WORK TO COMPLETE -> Report each line from the entries in which "JSON" can be found.

RECORD SET ->
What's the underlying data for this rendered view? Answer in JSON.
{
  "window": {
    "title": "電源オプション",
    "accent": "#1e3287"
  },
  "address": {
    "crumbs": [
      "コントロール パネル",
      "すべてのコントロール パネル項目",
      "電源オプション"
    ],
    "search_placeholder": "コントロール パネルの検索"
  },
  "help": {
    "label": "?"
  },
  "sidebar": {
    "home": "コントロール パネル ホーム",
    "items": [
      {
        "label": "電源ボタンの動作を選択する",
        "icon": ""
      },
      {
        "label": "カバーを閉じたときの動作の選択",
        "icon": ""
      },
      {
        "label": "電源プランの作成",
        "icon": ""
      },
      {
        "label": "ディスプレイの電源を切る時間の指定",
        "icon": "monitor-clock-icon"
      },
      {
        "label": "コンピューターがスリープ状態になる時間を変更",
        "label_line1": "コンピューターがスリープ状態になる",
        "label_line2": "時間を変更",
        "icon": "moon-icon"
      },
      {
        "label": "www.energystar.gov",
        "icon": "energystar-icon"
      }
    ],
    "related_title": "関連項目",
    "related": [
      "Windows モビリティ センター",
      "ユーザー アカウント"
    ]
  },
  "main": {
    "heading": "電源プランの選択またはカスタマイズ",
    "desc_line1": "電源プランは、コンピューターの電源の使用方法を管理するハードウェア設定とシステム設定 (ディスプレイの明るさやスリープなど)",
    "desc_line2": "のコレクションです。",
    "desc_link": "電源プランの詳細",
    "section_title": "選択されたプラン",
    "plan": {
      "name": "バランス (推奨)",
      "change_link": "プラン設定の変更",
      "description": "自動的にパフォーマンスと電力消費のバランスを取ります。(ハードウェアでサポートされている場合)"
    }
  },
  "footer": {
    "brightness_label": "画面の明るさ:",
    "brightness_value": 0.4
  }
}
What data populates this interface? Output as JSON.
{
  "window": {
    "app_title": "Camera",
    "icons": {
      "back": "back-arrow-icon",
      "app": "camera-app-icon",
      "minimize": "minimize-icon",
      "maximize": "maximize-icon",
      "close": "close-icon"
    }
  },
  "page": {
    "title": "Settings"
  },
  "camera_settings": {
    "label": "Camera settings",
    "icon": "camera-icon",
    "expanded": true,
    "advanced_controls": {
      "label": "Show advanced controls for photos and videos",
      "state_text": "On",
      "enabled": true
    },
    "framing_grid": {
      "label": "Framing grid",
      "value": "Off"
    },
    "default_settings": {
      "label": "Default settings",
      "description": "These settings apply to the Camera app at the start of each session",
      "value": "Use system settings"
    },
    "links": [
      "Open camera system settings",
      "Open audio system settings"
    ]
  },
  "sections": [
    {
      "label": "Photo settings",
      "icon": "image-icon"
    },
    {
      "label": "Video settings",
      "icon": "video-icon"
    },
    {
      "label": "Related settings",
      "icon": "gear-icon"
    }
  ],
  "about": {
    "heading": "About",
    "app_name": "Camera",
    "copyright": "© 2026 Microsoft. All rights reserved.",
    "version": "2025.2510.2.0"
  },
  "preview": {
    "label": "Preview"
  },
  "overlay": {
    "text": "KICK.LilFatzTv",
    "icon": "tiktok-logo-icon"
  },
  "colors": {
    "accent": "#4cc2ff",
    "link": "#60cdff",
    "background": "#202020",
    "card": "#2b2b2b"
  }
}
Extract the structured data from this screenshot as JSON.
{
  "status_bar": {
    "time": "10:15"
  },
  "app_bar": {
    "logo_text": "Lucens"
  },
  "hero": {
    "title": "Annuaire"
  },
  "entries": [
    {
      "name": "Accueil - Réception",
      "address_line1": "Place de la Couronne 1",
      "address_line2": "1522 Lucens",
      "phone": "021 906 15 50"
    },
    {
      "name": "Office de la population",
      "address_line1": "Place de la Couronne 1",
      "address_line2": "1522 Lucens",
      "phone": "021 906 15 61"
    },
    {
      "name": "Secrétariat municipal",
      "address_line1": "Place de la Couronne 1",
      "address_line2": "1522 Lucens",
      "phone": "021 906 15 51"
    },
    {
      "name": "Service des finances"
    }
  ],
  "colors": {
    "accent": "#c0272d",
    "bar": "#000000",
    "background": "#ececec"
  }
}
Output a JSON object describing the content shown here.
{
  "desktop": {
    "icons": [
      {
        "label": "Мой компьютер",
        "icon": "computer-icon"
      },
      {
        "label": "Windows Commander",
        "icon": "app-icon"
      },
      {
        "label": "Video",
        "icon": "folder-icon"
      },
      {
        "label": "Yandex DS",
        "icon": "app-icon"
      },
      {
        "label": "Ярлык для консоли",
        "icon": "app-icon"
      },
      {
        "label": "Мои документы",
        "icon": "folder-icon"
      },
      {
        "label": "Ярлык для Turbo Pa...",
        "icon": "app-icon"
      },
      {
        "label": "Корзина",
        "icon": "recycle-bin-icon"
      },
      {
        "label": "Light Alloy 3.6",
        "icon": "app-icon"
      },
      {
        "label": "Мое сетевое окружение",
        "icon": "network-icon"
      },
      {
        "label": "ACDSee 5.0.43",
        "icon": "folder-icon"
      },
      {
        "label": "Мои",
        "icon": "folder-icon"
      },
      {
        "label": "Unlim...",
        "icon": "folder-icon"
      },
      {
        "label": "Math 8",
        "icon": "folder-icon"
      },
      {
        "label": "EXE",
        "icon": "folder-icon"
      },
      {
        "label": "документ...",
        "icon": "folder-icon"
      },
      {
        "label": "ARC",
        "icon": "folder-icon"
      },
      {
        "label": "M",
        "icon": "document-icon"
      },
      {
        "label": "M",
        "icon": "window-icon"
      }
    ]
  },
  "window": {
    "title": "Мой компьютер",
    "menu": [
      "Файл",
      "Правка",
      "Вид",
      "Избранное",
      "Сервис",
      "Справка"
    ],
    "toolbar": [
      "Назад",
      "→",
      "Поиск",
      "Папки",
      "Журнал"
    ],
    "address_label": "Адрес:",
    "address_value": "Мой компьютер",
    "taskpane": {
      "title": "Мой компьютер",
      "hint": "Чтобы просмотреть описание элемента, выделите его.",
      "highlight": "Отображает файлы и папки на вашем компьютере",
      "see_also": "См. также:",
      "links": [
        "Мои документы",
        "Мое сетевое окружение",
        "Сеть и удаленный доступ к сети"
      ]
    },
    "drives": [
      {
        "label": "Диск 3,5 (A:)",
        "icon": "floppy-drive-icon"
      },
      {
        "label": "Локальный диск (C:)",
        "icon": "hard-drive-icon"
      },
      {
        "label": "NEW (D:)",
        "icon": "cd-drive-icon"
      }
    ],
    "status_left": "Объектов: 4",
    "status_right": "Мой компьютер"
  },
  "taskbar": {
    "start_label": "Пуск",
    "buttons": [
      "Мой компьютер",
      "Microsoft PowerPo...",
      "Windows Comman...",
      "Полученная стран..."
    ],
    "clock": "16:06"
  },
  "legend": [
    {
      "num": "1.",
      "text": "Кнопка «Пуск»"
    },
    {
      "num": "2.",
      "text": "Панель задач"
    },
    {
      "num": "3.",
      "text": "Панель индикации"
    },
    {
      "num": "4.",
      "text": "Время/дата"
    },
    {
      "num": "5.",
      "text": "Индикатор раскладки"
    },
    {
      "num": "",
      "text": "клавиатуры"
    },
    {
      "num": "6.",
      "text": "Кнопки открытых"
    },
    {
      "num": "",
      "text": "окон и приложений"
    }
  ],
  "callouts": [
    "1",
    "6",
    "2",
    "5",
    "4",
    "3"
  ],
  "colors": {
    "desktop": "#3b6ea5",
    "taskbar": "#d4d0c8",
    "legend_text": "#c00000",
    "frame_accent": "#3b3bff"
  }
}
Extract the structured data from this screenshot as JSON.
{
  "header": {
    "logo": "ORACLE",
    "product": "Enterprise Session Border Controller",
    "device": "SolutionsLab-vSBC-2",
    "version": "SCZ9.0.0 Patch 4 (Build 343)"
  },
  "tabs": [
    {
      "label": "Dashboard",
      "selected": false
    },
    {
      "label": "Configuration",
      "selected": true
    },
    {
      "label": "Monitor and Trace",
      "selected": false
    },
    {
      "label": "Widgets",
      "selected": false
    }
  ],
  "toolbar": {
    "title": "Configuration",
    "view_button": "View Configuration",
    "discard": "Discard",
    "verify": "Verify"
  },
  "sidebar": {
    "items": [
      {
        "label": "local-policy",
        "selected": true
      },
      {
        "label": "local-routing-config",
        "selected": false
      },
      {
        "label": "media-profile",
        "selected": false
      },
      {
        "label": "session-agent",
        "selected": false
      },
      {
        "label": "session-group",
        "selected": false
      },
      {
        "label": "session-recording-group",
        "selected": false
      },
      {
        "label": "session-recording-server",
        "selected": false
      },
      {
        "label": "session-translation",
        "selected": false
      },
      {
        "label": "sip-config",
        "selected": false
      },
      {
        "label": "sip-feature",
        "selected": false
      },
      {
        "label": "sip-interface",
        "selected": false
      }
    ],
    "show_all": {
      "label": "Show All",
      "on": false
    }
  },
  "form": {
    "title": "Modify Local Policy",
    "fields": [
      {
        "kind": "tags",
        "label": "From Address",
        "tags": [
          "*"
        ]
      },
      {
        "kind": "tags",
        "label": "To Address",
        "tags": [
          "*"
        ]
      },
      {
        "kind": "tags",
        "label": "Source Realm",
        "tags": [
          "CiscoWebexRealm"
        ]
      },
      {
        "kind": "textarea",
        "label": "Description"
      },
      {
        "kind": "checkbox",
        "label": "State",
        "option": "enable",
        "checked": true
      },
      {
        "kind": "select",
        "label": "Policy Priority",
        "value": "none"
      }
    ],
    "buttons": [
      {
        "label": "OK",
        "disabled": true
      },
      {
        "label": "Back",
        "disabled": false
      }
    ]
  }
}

RESPONSE ->
What's the underlying data for this rendered view? Answer in JSON.
What data populates this interface? Output as JSON.
Extract the structured data from this screenshot as JSON.
Output a JSON object describing the content shown here.
Extract the structured data from this screenshot as JSON.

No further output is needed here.